Big Changes: NYC & Berwick
Big changes are underway at Longleaf Lumber. We’re expanding our Berwick, ME production facility, installing a solar array, and closing our NYC brick-and-mortar location.
2015 has been a big year for Longleaf. Our company has grown; we’ve hired new employees and sales volume has increased. Throughout this change, our most important challenge has been balancing customers’ project timetables with quality production. Everyone wants quality material and everyone wants it fast – an understandable demand.
We’ve worked hard to produce reclaimed wood flooring, paneling, beams, and countertops quickly without sacrificing quality. This is challenging because we won’t cut corners and we always give each order the time and care it deserves. This attention to detail means our lead times are not as short as our customers and we would like them to be.
That being said, we’re streamlining our production process by separating certain aspects of our reclaimed wood mill facility in Berwick, Maine. To achieve this goal, we’re constructing a brand-new warehouse and office building in one of our old inventory yards. This building will allow us to store more dry lumber and finished materials, cutting down on kiln times and storage-induced shipping delays. Our current facility in Berwick is only two buildings, one of which is stuffed to overflowing with completed orders and raw, dried stock.
Our new building will allow us to more easily load and unload trucks, organize lumber, and de-nail indoors. The front office space will give more flexibility to production management and will allow for a showroom for our Maine and New Hampshire customers. It will also free up our second building for expanded production activities.
The new building will play host to a 36kW solar panel array (our first), which we are beyond excited about.

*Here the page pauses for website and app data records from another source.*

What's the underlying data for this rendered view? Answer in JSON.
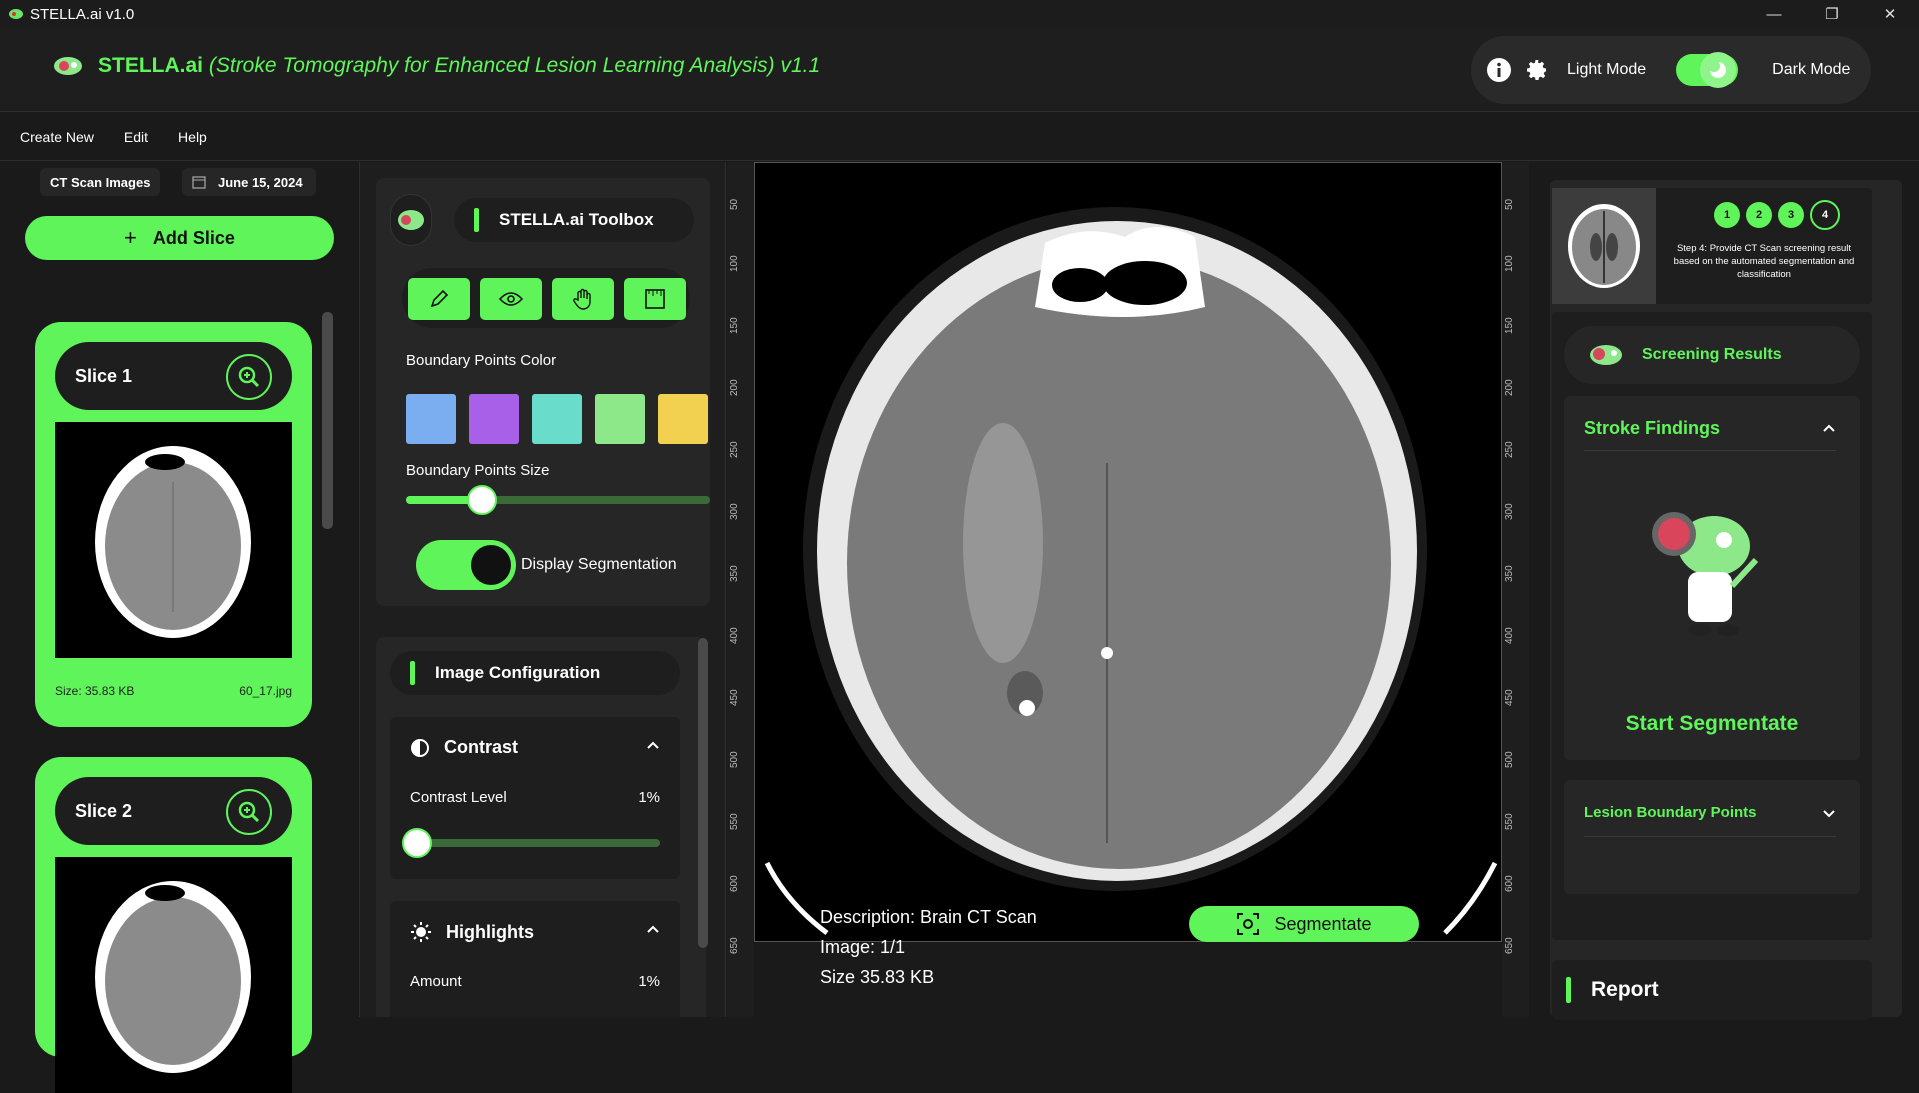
{
  "window": {
    "title": "STELLA.ai v1.0",
    "minimize": "—",
    "restore": "❐",
    "close": "✕"
  },
  "header": {
    "brand": "STELLA.ai",
    "subtitle": "(Stroke Tomography for Enhanced Lesion Learning Analysis) v1.1",
    "light_mode": "Light Mode",
    "dark_mode": "Dark Mode",
    "accent": "#5ff55a"
  },
  "menu": [
    "Create New",
    "Edit",
    "Help"
  ],
  "left": {
    "chip_label": "CT Scan Images",
    "date": "June 15, 2024",
    "add_slice": "Add Slice",
    "slices": [
      {
        "name": "Slice 1",
        "size": "Size: 35.83 KB",
        "file": "60_17.jpg"
      },
      {
        "name": "Slice 2"
      }
    ]
  },
  "toolbox": {
    "title": "STELLA.ai Toolbox",
    "tools": [
      "pencil-icon",
      "eye-icon",
      "hand-icon",
      "ruler-icon"
    ],
    "boundary_color_label": "Boundary Points Color",
    "colors": [
      "#7aaef0",
      "#a860e8",
      "#6adccc",
      "#8de88a",
      "#f2d050"
    ],
    "boundary_size_label": "Boundary Points Size",
    "boundary_size": 0.25,
    "display_segmentation": "Display Segmentation"
  },
  "config": {
    "title": "Image Configuration",
    "contrast": {
      "title": "Contrast",
      "label": "Contrast Level",
      "value": "1%",
      "level": 0.01
    },
    "highlights": {
      "title": "Highlights",
      "label": "Amount",
      "value": "1%"
    }
  },
  "viewer": {
    "ruler_ticks": [
      "50",
      "100",
      "150",
      "200",
      "250",
      "300",
      "350",
      "400",
      "450",
      "500",
      "550",
      "600",
      "650"
    ],
    "description": "Description: Brain CT Scan",
    "image": "Image: 1/1",
    "size": "Size 35.83 KB",
    "segmentate": "Segmentate"
  },
  "right": {
    "steps": [
      "1",
      "2",
      "3",
      "4"
    ],
    "step_desc": "Step 4: Provide CT Scan screening result based on the automated segmentation and classification",
    "screening": "Screening Results",
    "stroke_findings": "Stroke Findings",
    "start_segmentate": "Start Segmentate",
    "lesion_points": "Lesion Boundary Points",
    "report": "Report"
  }
}
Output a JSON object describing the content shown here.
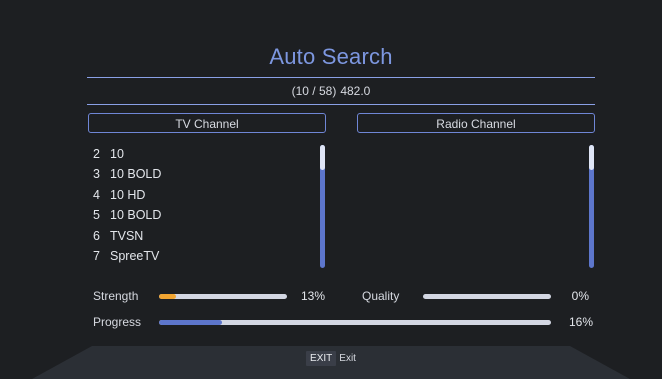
{
  "title": "Auto Search",
  "scan_info": {
    "progress_count": "(10 / 58)",
    "frequency": "482.0"
  },
  "tv_panel": {
    "header": "TV Channel",
    "channels": [
      {
        "number": "2",
        "name": "10"
      },
      {
        "number": "3",
        "name": "10 BOLD"
      },
      {
        "number": "4",
        "name": "10 HD"
      },
      {
        "number": "5",
        "name": "10 BOLD"
      },
      {
        "number": "6",
        "name": "TVSN"
      },
      {
        "number": "7",
        "name": "SpreeTV"
      }
    ]
  },
  "radio_panel": {
    "header": "Radio Channel",
    "channels": []
  },
  "meters": {
    "strength": {
      "label": "Strength",
      "value": 13,
      "text": "13%",
      "color": "#f2a531"
    },
    "quality": {
      "label": "Quality",
      "value": 0,
      "text": "0%",
      "color": "#5d76cc"
    },
    "progress": {
      "label": "Progress",
      "value": 16,
      "text": "16%",
      "color": "#5d76cc"
    }
  },
  "footer": {
    "key": "EXIT",
    "action": "Exit"
  },
  "colors": {
    "accent": "#7d97e0",
    "background": "#1d1f22",
    "track": "#d3d7e3",
    "scrollbar": "#5d76cc"
  }
}
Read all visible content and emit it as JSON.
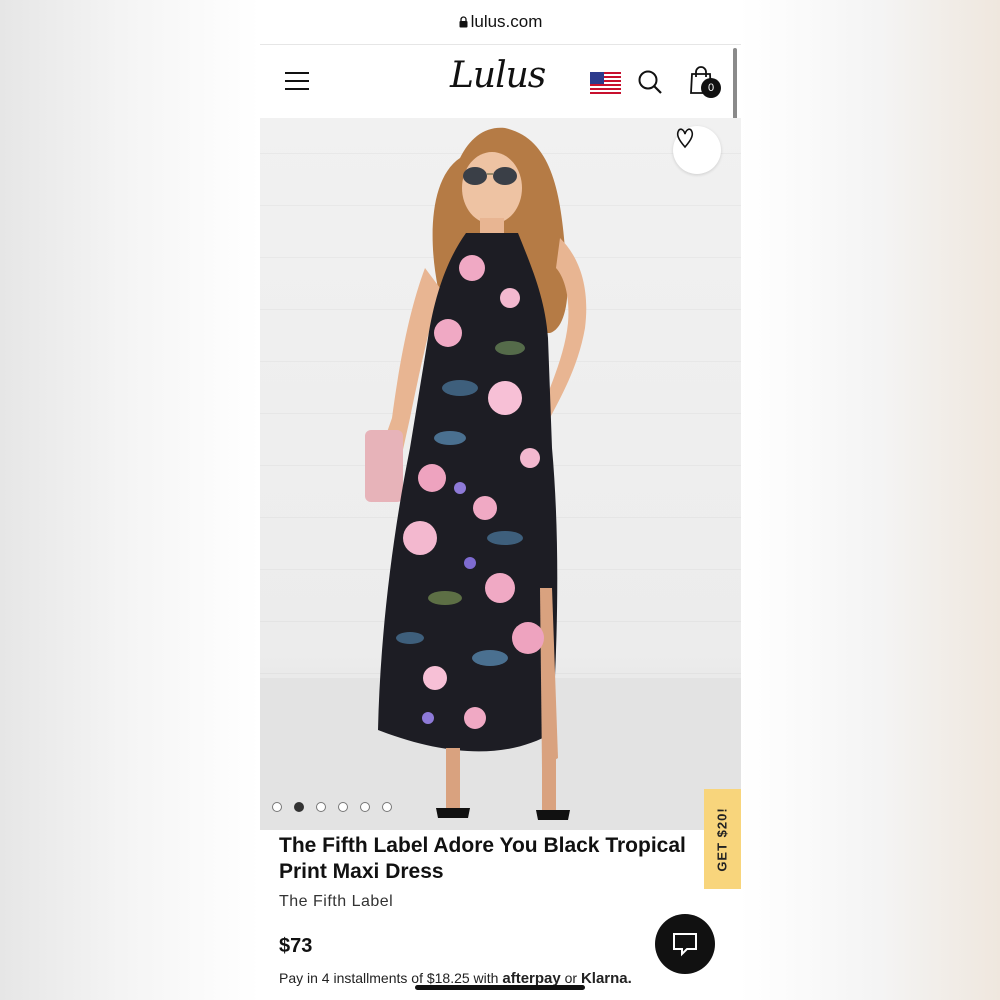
{
  "browser": {
    "url": "lulus.com"
  },
  "header": {
    "logo": "Lulus",
    "menu_icon": "hamburger-menu-icon",
    "flag_icon": "us-flag-icon",
    "search_icon": "search-icon",
    "bag_icon": "shopping-bag-icon",
    "bag_count": "0"
  },
  "gallery": {
    "image_count": 6,
    "active_index": 1,
    "wishlist_icon": "heart-icon"
  },
  "promo": {
    "label": "GET $20!"
  },
  "product": {
    "title": "The Fifth Label Adore You Black Tropical Print Maxi Dress",
    "brand": "The Fifth Label",
    "price": "$73",
    "installments_text": "Pay in 4 installments of $18.25 with",
    "afterpay_label": "afterpay",
    "or_text": "or",
    "klarna_label": "Klarna."
  },
  "chat": {
    "icon": "chat-icon"
  },
  "colors": {
    "promo": "#f8d57c",
    "dress": "#1d1d24",
    "accent_pink": "#f0a9c4"
  }
}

It’s no secret that lumber mills use a lot of electricity, and Longleaf’s particular attention to detail means we spend more time on each board (which means we consume more energy per board foot than a traditional mill). We’re especially thankful to the federal government and the USDA for the REAP program, which has allowed us to budget for the solar system. Although we won’t be able to generate all of our electricity, we will be closer to this goal than before. We’re tremendously concerned about climate change and hope to do more to reduce our energy consumption in the very near future.
In other news, we’ve decided to close our NYC brick-and-mortar showroom. We’ve always done a great deal of work in NYC and we’ve decided that this good work can continue without the logistical burden of our Garment District showroom. Those of you who have worked with Longleaf in New York City know that Alice travels to Manhattan to meet with clients on a by-appointment basis, which is a lot of work. After a few years of this tiring arrangement, we’ve decided it is healthier for our company to focus on production and outside sales.